I’m prone to saying Shawn Killinger could sell me sand in the desert.

This QVC host doesn’t just show the high-end handbag, she weaves stories about where she’d be wearing it or scenarios of places you might if you bought it. Picture carrying it on a cruise, but not just any cruise. Perhaps a Scandinavian one, for that special dinner.

Earlier this year I read a New York Times piece about Killinger that I found kind of validating because it was by a guy admitting she gets him to buy things he doesn’t need.

Incidentally, the freelance writer who lives in me was like, why didn’t you trust your gut enough to pitch a Killinger piece to The New York Times? This guy went with his instincts and look at that, they went for it.

In any event, I’ve tried to understand how Killinger grabs me, particularly because I hate being sold to. I have an aversion to assertive, obvious salespeople. Typically I’m like, please go find your next target and get out of my orbit. I think it has to do with her realness, which comes through both in her on-air triumphs and the occasional mishap that could involve, say, spilled wine.

That’s the context I brought to Killinger’s brand new podcast called 50+ and Unfiltered. I tuned in to the first episode with her guest, Mally Roncal, a makeup artist extraordinaire who made her name doing celebrities’ makeup and has her own makeup line. I came into this expecting some fun banter, but it turned out to be a much deeper conversation. Killinger’s probing curiosity is the driver for scintillating dialogue.

As she asked questions about how Roncal got her start, it seemed each answer was a step forward but then one back because she was burrowing deeper. Oh, you worked for Beyonce. How does that come about? Wait, you did her makeup for a movie premiere in New York? Go back. Take us through that. Like, what hotel did you have to go to?

Killinger guides her guest to places you didn’t know you needed to go.

But here’s the story the life coach in me really wants to share. Roncal was 30-ish when she made up Beyonce for the Austin Powers New York premiere in 2002. Even though the trend was to make up women heavily, she went with her instinct and spent 10 minutes putting minimal makeup on Beyonce’s beautiful skin and features.

“I cannot put foundation on her face,” she recalls thinking. “I just can’t.”

She tells Beyonce she’s finished.

“No, Boo, makeup takes two hours,” Beyonce said to her.

Roncal says she doesn’t know where in her it came from, but she said, “Girl, with your face and my makeup, it takes 10 minutes and you’re ready to go.”

She remembers thinking this could end her career.

A week later, a call comes from Beyonce’s agent. Of the three movie premieres she attended in New York, Los Angeles and London – with three different makeup artists – she decided she wanted Roncal’s look for her upcoming blockbuster tour.

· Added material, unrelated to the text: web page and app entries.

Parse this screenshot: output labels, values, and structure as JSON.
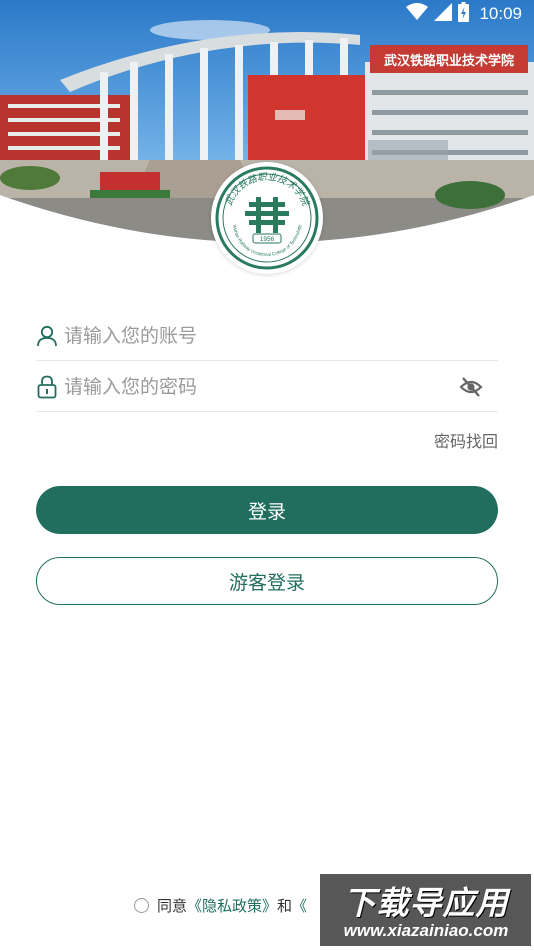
{
  "status_bar": {
    "time": "10:09",
    "icons": [
      "wifi-icon",
      "cellular-signal-icon",
      "battery-charging-icon"
    ]
  },
  "header": {
    "building_sign": "武汉铁路职业技术学院"
  },
  "logo": {
    "name_cn": "武汉铁路职业技术学院",
    "name_en": "Wuhan Railway Vocational College of Technology",
    "year": "1956"
  },
  "form": {
    "account": {
      "value": "",
      "placeholder": "请输入您的账号",
      "icon": "user-icon"
    },
    "password": {
      "value": "",
      "placeholder": "请输入您的密码",
      "icon": "lock-icon",
      "toggle_icon": "eye-off-icon"
    },
    "forgot_label": "密码找回",
    "login_label": "登录",
    "guest_label": "游客登录"
  },
  "agreement": {
    "agree_label": "同意",
    "privacy_link": "《隐私政策》",
    "and_label": "和",
    "service_link": "《"
  },
  "watermark": {
    "main": "下载导应用",
    "url": "www.xiazainiao.com"
  },
  "colors": {
    "primary": "#216e5e",
    "placeholder": "#9a9a9a",
    "divider": "#e8e8e8"
  }
}
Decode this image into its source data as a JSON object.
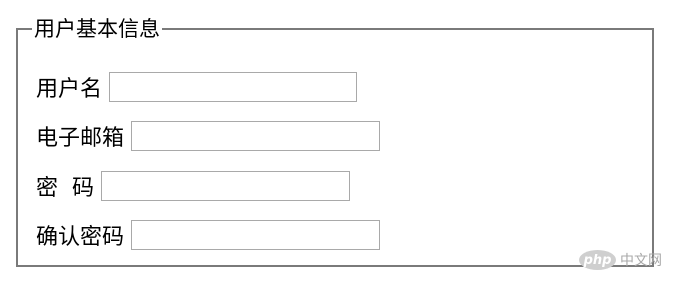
{
  "form": {
    "legend": "用户基本信息",
    "fields": [
      {
        "label": "用户名",
        "value": ""
      },
      {
        "label": "电子邮箱",
        "value": ""
      },
      {
        "label": "密  码",
        "value": ""
      },
      {
        "label": "确认密码",
        "value": ""
      }
    ]
  },
  "watermark": {
    "logo": "php",
    "text": "中文网"
  }
}
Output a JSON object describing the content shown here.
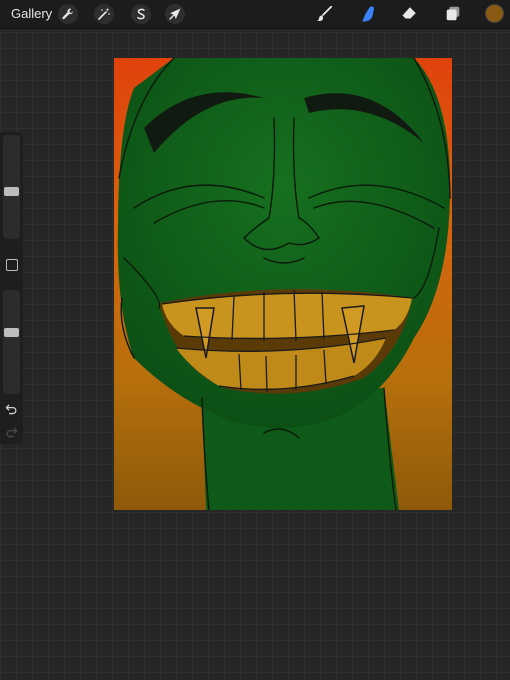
{
  "topbar": {
    "gallery_label": "Gallery",
    "left_tools": [
      {
        "name": "actions",
        "icon": "wrench-icon"
      },
      {
        "name": "adjustments",
        "icon": "magic-wand-icon"
      },
      {
        "name": "selection",
        "icon": "selection-s-icon"
      },
      {
        "name": "transform",
        "icon": "arrow-cursor-icon"
      }
    ],
    "right_tools": [
      {
        "name": "brush",
        "icon": "brush-icon",
        "active": false
      },
      {
        "name": "smudge",
        "icon": "smudge-finger-icon",
        "active": true
      },
      {
        "name": "eraser",
        "icon": "eraser-icon",
        "active": false
      },
      {
        "name": "layers",
        "icon": "layers-icon",
        "active": false
      }
    ],
    "current_color": "#8a5a12"
  },
  "sidebar": {
    "size_slider_level": 0.45,
    "opacity_slider_level": 0.6,
    "undo_icon": "undo-icon",
    "redo_icon": "redo-icon",
    "modify_icon": "square-icon"
  },
  "colors": {
    "accent_active": "#3b82f6",
    "skin": "#0f5a18",
    "background_orange": "#d0620f",
    "teeth": "#c8941e"
  }
}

“See what that girl’s doing for the next year,” Beyonce said.

Roncal went on tour.

“It changed my life because I trusted my gut,” she said.

We so often toss out these lines like “You do you” and “Be true to yourself” like they’re a given, but they’re not. We hesitate. We cave. We quit. We question. And while that is human, so is having confidence when we have a strong feeling.

Killinger had a strong feeling that she wanted to host a podcast and now she’s doing what she calls her “passion project.” My God, the hour on this first episode also includes getting Roncal to open up about the day her mother died when she was 17. Good thing there were tissues on set.

Keep selling me this kind of provocative, emotionally intelligent show content.

I’m here for it.

[Editorial Note: This is my 22nd installment in a series I began in order to give my writing some flow after being in a healing phase from knee surgeries for a year (2023-24).]